> [ACTION ITEM]: Examine each line of the data, and copy the ones containing "arrow".

··· EXTRACTED MATERIAL

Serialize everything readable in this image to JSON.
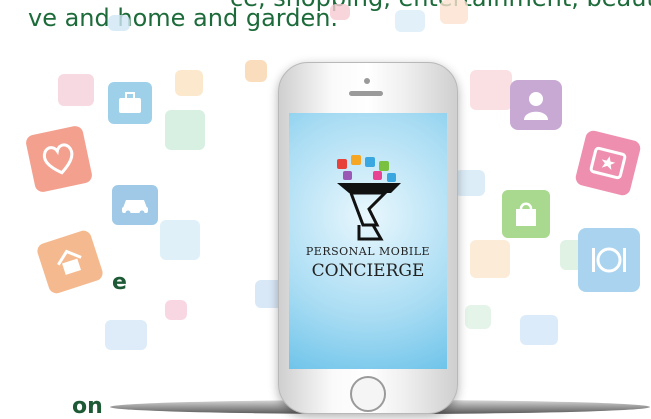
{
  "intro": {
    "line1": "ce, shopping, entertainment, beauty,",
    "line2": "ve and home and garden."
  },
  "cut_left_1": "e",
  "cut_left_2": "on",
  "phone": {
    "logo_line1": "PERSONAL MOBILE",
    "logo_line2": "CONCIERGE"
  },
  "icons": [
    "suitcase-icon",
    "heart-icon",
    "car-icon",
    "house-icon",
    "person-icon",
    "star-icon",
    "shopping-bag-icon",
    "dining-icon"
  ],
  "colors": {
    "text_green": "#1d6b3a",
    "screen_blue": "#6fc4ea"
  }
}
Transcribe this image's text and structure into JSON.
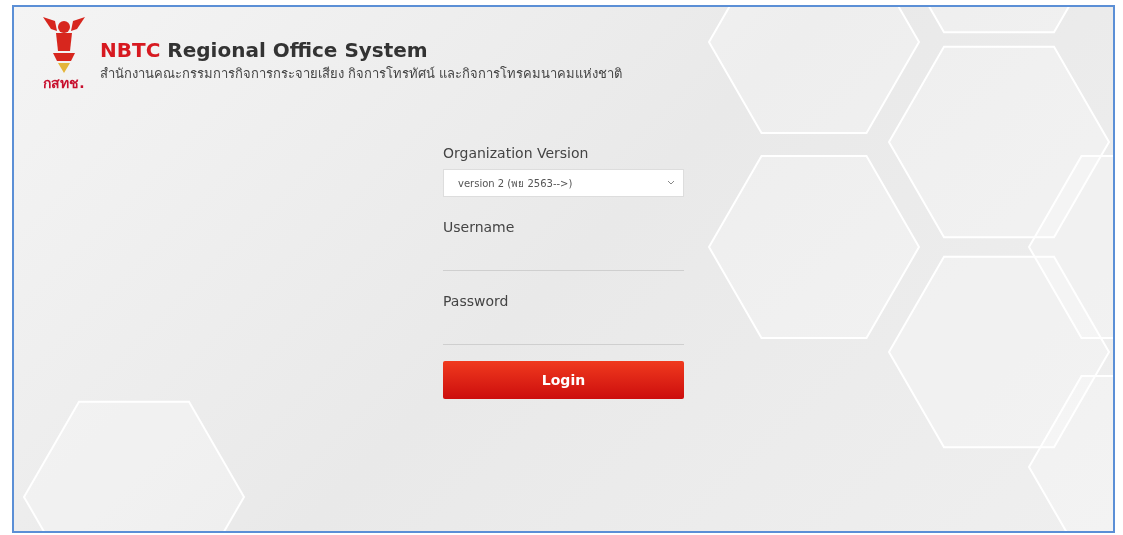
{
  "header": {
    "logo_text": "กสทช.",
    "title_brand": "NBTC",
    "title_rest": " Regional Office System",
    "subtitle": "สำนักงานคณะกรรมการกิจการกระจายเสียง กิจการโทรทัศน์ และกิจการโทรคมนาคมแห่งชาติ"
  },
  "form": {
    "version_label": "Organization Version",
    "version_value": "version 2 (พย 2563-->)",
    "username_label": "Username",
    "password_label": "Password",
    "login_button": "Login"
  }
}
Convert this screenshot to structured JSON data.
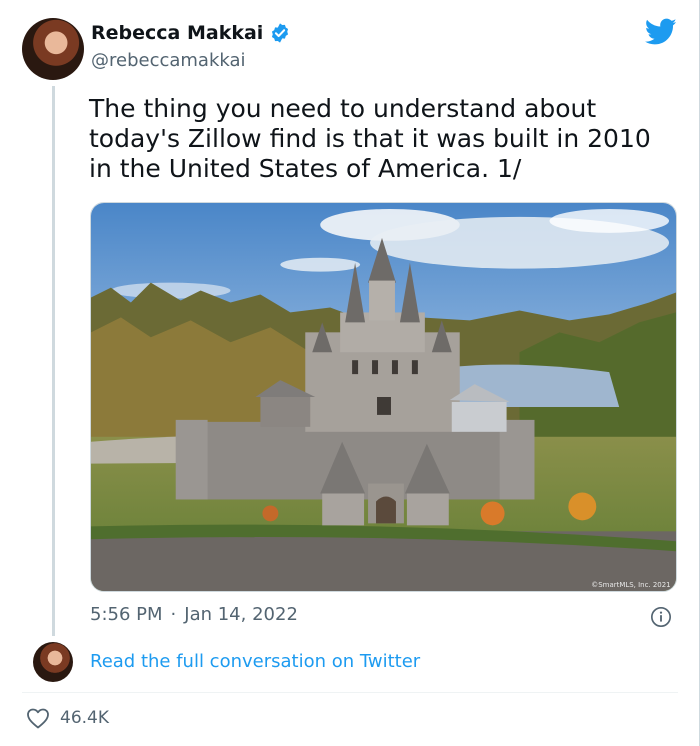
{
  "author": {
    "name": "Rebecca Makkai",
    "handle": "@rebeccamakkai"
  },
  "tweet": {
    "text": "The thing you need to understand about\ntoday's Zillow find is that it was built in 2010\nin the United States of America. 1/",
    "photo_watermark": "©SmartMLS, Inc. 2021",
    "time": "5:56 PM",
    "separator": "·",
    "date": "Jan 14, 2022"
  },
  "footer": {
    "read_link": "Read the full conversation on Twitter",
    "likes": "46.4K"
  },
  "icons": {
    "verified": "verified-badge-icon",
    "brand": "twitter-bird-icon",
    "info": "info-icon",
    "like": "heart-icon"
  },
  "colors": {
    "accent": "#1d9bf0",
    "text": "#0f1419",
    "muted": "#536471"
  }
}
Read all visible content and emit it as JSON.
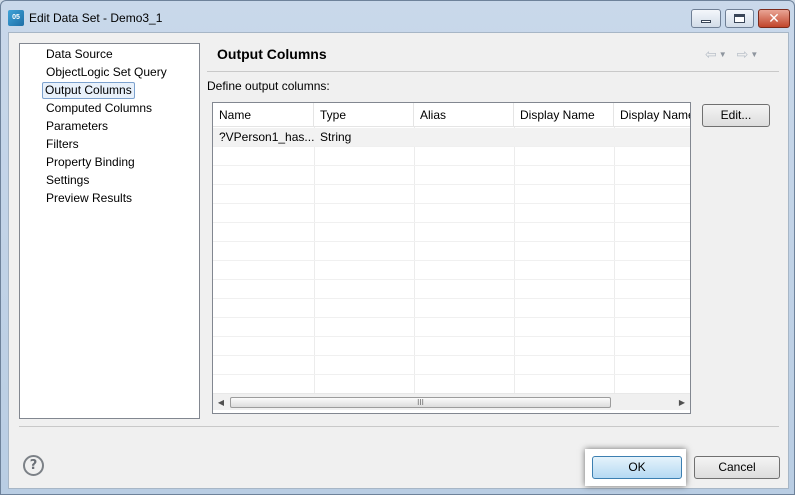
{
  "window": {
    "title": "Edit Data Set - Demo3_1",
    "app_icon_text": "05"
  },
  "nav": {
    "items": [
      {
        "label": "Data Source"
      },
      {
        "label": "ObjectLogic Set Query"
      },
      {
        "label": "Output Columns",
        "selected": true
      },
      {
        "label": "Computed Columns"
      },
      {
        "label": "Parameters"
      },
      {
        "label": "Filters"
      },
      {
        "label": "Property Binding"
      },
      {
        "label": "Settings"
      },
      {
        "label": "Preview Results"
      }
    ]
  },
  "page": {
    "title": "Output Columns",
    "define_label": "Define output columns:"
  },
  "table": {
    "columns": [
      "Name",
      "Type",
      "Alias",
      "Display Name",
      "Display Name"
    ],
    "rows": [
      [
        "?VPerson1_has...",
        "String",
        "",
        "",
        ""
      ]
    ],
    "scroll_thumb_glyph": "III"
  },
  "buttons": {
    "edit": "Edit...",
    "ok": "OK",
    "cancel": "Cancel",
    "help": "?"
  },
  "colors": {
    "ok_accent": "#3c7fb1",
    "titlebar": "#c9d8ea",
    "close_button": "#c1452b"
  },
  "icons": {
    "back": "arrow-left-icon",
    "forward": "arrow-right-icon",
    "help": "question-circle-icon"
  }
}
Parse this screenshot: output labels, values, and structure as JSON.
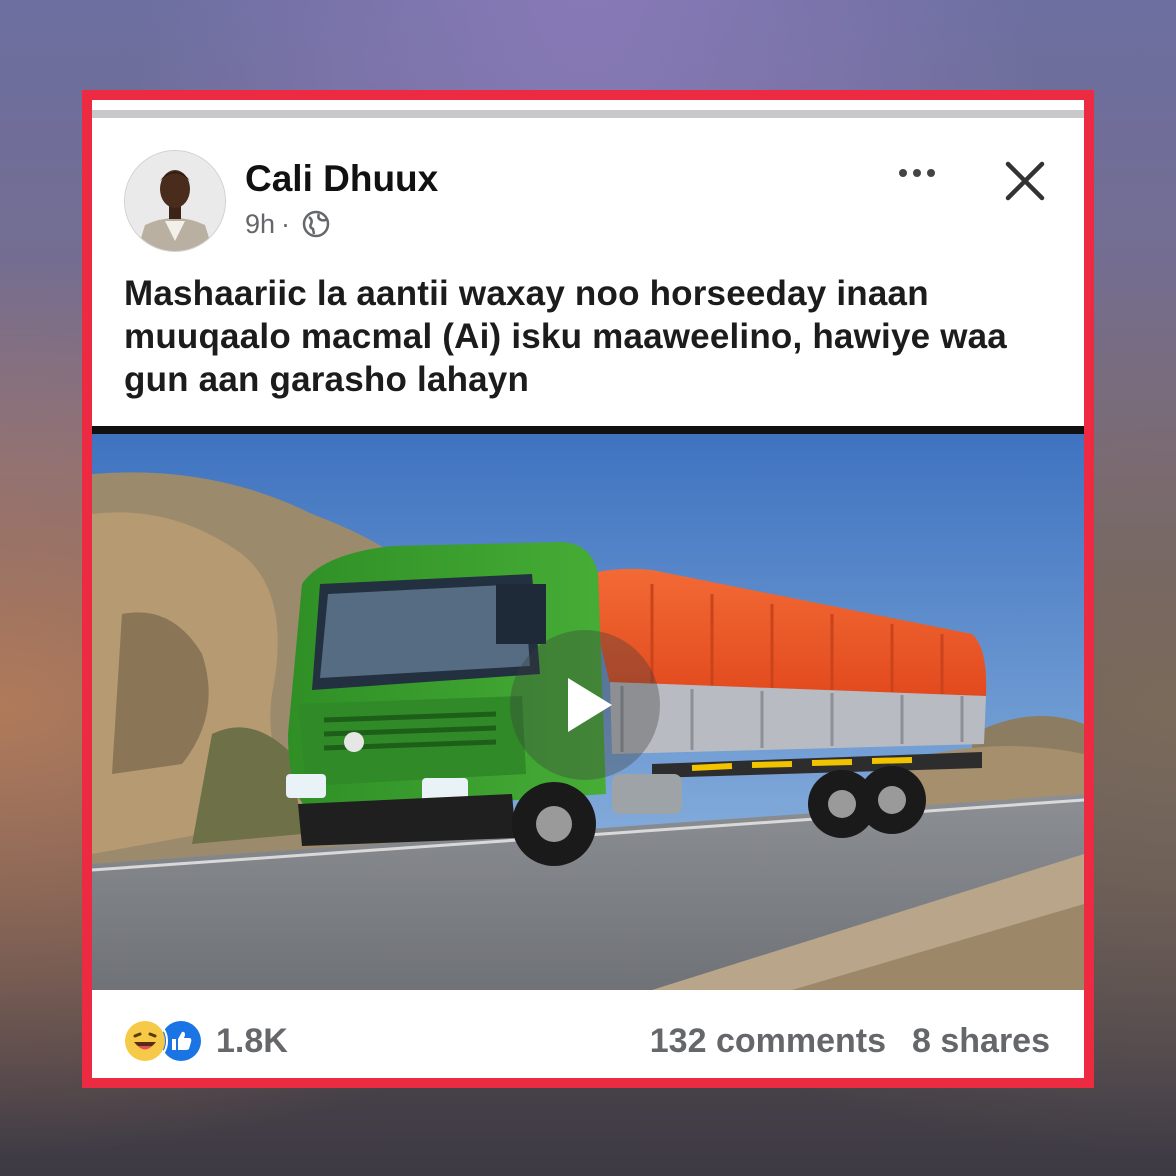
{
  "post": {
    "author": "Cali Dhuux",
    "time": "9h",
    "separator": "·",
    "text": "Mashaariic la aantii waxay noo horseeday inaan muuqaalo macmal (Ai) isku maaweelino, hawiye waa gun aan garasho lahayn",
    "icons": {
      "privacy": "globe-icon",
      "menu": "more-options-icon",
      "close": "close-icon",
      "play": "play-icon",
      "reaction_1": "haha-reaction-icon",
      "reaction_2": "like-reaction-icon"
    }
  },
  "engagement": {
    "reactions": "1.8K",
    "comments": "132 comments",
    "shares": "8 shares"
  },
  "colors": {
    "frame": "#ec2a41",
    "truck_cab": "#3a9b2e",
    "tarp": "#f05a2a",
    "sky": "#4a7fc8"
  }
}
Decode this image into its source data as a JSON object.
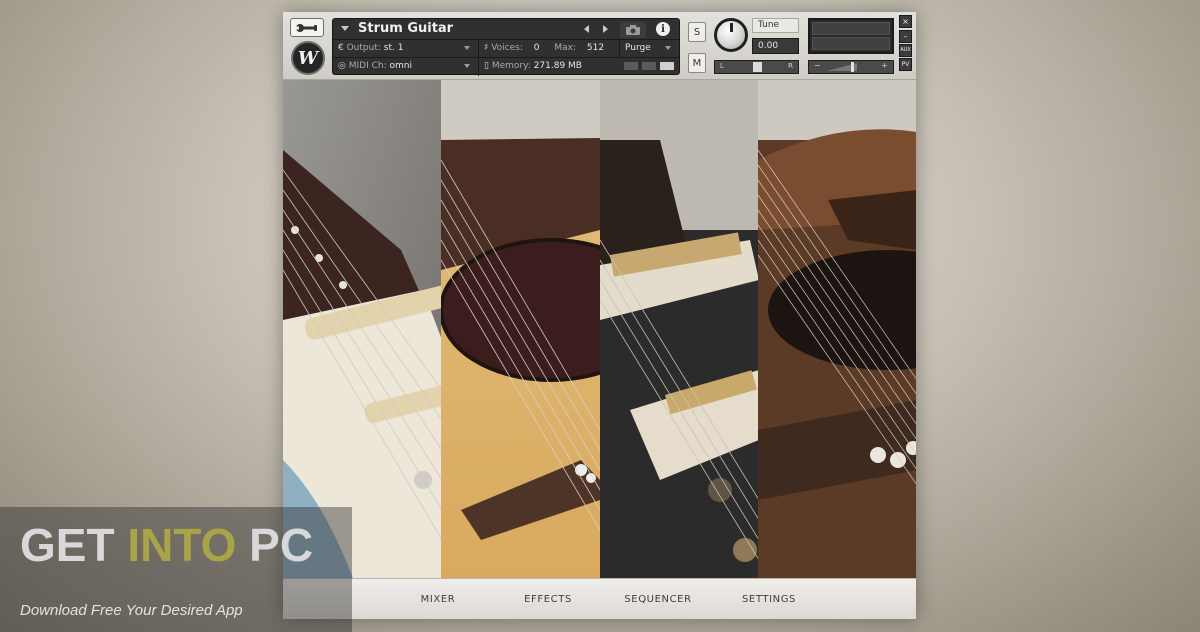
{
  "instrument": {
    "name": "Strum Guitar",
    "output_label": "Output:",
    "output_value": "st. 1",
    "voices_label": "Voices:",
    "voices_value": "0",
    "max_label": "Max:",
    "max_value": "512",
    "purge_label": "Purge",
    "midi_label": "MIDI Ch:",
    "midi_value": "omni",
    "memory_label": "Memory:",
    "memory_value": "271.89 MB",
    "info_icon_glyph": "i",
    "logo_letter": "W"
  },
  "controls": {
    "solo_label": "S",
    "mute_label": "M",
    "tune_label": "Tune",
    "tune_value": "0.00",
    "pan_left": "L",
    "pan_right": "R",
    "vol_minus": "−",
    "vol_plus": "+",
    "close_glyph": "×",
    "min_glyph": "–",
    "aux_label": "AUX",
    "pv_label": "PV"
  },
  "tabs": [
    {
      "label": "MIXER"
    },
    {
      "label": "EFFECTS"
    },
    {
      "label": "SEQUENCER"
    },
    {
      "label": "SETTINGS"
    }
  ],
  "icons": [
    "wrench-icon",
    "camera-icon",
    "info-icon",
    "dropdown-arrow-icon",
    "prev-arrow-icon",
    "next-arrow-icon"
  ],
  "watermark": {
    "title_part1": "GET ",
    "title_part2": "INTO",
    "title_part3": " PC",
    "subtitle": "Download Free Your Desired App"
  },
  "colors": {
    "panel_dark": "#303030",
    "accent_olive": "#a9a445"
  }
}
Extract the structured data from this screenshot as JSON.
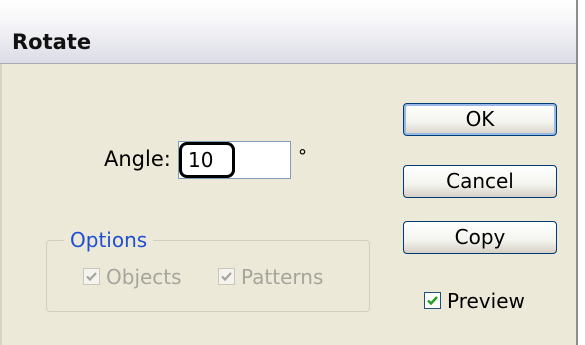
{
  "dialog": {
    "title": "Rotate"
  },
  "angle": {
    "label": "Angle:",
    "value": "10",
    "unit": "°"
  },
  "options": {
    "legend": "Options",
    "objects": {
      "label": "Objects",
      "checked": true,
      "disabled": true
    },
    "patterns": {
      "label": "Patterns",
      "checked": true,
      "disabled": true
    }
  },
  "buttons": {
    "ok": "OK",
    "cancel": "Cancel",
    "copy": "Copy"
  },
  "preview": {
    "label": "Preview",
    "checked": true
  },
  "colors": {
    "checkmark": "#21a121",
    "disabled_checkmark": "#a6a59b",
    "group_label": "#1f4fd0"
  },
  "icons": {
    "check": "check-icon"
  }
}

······

> [SOLUTION FOR THIS EXERCISE]:
    "back": "arrow-left-icon",
    "forward": "arrow-right-icon",
    "dropdown-arrow-icon",
    "prev-arrow-icon",
    "next-arrow-icon"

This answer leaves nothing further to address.